● WHAT YOU NEED TO DO
Filter these entries down to the lines that hold the word "detailed", and show each of them.

[App and web page records]
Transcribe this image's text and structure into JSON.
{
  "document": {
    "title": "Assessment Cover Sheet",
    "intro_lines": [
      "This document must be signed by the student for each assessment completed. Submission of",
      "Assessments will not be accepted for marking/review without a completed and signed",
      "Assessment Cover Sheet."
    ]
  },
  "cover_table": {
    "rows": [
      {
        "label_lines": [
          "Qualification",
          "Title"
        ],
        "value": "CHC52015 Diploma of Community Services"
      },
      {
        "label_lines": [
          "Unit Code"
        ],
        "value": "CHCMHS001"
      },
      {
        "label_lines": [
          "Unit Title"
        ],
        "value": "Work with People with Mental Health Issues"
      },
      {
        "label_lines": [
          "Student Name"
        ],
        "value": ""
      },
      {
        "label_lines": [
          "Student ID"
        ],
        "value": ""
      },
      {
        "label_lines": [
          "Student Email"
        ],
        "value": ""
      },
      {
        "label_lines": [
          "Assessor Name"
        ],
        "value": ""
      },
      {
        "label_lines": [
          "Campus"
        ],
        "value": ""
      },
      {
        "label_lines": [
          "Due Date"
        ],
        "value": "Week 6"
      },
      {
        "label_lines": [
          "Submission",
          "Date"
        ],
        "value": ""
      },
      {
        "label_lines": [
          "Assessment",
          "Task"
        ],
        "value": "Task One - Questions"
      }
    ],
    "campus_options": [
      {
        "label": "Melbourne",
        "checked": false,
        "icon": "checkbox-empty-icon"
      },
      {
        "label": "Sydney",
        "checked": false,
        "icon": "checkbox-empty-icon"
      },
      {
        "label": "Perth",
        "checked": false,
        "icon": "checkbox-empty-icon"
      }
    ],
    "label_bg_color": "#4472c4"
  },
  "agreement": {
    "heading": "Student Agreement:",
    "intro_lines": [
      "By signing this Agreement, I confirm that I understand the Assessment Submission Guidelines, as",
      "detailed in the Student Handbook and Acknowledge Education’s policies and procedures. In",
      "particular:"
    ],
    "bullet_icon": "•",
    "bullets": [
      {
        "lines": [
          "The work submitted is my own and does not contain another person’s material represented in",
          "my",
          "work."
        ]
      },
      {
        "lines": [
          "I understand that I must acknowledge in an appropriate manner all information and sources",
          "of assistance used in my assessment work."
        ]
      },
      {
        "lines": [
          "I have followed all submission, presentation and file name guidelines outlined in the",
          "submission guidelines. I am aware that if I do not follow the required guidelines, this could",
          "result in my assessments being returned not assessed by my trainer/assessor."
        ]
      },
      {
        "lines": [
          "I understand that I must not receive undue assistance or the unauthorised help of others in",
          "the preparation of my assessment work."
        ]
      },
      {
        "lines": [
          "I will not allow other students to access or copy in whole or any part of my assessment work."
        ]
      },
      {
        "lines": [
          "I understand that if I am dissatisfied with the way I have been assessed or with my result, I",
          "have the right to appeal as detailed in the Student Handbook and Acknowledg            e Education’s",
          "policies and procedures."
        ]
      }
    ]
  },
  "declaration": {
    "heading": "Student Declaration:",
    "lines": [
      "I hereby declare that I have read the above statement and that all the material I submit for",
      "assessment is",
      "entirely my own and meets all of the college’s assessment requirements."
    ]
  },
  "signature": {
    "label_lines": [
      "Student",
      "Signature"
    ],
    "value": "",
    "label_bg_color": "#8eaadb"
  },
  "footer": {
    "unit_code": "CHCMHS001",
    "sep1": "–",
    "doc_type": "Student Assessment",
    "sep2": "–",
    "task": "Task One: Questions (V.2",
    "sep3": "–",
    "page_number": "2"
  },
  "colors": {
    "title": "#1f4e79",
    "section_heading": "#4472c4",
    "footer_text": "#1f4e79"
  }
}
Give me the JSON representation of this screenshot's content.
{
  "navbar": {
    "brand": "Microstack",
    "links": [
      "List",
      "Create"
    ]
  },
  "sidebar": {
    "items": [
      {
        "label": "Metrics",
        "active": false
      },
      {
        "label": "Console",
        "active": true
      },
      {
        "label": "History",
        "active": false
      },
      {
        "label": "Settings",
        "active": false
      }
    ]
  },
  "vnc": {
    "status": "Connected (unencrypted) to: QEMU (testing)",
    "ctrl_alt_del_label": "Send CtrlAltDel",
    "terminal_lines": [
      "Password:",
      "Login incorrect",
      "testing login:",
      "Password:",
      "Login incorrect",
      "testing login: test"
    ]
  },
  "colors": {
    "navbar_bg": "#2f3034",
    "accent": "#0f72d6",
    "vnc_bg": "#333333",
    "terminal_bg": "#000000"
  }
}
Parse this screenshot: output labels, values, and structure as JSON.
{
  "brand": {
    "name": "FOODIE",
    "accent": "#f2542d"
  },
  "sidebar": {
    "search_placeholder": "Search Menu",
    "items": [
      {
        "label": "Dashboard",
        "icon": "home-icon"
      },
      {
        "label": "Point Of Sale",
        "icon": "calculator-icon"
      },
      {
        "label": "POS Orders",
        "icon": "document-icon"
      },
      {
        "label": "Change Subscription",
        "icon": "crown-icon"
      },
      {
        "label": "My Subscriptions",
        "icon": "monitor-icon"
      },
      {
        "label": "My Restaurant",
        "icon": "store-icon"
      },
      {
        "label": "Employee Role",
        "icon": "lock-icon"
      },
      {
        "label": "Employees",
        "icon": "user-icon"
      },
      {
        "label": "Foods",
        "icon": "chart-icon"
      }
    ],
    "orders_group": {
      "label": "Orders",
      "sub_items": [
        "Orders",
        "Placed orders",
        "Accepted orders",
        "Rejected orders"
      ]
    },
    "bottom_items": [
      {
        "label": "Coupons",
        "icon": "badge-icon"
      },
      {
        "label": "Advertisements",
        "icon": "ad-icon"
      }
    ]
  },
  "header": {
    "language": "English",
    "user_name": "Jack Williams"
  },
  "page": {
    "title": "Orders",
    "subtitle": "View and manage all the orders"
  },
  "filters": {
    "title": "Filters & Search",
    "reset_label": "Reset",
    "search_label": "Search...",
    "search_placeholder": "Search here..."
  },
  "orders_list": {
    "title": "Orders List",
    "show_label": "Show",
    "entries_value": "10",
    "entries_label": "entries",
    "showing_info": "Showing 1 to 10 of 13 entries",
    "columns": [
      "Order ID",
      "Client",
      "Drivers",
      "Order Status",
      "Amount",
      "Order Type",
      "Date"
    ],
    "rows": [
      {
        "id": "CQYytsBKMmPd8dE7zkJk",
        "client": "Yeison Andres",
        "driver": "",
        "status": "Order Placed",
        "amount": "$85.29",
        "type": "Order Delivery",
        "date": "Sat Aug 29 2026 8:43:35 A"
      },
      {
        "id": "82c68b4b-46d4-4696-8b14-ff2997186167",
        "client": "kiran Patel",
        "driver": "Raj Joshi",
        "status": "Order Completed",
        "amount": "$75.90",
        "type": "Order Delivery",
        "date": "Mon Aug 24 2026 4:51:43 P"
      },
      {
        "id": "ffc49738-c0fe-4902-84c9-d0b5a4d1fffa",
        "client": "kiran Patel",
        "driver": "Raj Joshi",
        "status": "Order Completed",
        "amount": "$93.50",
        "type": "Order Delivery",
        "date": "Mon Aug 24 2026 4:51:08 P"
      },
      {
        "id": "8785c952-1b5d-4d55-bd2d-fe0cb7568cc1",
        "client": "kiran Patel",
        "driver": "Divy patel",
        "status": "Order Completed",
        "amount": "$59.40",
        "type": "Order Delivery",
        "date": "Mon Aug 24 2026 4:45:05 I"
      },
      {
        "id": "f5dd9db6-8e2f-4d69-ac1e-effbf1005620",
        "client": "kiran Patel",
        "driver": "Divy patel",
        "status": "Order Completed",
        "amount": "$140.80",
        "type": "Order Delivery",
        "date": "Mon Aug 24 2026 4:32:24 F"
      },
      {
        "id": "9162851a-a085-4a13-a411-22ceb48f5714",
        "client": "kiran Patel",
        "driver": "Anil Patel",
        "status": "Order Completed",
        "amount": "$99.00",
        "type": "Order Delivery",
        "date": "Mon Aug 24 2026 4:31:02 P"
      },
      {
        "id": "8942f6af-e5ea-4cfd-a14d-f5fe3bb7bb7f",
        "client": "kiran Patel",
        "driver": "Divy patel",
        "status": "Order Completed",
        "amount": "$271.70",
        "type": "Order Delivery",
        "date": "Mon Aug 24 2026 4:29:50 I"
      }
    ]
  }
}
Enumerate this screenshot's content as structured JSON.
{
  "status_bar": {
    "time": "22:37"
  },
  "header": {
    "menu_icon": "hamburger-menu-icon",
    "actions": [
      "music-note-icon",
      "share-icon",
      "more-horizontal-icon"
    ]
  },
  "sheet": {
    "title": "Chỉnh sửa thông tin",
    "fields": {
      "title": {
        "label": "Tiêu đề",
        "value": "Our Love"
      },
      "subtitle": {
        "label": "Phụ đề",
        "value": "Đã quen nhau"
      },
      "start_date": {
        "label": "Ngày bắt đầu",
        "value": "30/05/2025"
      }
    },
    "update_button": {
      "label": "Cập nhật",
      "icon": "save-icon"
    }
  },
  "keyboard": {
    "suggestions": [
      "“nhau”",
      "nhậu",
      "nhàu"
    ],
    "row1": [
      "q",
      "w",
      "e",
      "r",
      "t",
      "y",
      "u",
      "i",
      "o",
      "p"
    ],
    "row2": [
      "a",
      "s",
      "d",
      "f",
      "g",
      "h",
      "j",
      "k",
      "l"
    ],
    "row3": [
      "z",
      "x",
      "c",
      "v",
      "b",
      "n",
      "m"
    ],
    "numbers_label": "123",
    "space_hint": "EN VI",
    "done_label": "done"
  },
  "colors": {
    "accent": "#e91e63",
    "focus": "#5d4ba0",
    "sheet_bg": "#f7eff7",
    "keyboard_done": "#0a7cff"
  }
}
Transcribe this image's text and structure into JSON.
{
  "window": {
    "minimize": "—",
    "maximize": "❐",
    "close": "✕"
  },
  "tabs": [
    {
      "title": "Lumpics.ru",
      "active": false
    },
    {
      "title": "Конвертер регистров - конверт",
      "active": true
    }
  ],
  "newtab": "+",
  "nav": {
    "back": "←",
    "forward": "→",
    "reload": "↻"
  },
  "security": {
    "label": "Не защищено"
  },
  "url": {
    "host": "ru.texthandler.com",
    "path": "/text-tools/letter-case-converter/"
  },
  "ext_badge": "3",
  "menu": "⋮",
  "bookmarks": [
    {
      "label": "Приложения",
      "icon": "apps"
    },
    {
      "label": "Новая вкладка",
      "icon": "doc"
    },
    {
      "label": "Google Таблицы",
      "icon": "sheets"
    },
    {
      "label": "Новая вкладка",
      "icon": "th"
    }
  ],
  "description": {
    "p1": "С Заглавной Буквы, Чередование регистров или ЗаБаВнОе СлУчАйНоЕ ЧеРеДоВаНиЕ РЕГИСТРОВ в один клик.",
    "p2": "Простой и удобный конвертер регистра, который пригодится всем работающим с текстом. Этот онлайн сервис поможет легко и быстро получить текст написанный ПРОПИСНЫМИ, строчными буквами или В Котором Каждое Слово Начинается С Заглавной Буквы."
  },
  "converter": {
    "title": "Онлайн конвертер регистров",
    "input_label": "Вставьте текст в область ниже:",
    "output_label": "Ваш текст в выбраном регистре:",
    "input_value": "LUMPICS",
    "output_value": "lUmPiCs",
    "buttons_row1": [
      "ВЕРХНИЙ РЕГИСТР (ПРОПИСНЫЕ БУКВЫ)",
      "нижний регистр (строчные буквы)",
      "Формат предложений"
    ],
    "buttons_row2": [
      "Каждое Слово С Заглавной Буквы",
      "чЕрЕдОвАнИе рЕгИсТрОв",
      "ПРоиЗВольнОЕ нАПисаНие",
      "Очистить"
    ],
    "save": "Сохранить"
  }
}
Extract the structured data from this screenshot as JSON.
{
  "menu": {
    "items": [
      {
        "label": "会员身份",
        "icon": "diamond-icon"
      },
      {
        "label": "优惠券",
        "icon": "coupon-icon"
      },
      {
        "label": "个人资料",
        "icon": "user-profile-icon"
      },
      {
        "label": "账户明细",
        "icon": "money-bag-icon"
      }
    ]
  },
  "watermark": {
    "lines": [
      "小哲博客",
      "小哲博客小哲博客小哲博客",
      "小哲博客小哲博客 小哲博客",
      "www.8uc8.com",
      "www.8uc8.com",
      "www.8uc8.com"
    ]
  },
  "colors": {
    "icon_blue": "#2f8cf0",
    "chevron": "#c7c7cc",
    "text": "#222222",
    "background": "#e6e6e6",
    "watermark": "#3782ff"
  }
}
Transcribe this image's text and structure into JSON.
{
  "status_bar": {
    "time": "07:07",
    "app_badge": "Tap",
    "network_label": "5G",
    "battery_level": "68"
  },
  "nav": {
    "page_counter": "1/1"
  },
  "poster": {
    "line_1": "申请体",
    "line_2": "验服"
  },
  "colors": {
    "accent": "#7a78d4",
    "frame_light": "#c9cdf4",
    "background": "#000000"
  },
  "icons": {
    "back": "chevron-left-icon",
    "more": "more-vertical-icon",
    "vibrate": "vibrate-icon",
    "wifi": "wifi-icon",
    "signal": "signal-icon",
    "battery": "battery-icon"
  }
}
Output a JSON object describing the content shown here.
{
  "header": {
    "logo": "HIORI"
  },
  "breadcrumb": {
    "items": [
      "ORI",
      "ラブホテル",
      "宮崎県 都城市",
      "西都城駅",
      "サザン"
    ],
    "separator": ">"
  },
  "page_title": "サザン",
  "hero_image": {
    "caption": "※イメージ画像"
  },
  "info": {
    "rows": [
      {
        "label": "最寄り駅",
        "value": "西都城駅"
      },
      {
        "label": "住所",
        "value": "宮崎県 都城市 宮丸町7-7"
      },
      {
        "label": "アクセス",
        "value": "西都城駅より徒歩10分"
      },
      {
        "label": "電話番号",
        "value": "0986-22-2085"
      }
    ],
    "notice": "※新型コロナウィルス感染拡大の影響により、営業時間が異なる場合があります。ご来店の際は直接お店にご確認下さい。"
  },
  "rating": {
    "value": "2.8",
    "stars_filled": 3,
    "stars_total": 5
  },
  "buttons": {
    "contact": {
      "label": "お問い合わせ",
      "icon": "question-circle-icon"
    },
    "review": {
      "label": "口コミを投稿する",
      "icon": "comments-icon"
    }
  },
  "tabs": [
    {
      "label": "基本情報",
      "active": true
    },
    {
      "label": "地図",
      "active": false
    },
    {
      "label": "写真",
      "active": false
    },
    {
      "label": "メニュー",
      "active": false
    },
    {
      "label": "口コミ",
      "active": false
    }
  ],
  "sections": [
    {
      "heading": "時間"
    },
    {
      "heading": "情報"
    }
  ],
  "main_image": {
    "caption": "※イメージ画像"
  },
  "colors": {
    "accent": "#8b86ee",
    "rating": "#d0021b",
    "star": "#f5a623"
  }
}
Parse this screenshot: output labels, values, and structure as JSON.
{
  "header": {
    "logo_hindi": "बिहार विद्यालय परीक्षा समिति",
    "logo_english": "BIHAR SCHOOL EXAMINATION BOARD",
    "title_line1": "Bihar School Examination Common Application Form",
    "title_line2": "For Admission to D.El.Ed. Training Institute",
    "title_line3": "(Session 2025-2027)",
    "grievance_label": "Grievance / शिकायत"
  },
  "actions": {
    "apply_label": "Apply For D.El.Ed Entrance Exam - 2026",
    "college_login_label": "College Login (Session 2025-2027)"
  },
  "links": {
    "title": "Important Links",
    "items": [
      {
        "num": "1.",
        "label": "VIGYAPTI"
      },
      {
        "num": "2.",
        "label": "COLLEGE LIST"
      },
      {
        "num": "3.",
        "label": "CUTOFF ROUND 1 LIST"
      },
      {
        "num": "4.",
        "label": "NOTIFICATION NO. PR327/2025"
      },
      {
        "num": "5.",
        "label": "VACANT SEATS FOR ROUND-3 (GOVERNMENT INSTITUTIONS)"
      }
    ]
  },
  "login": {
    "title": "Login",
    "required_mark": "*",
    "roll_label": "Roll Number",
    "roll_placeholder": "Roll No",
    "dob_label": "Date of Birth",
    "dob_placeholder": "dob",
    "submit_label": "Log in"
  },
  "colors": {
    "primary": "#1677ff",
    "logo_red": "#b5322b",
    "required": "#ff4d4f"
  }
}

● WRITTEN RESPONSE
      "detailed in the Student Handbook and Acknowledge Education’s policies and procedures. In",
          "have the right to appeal as detailed in the Student Handbook and Acknowledg            e Education’s",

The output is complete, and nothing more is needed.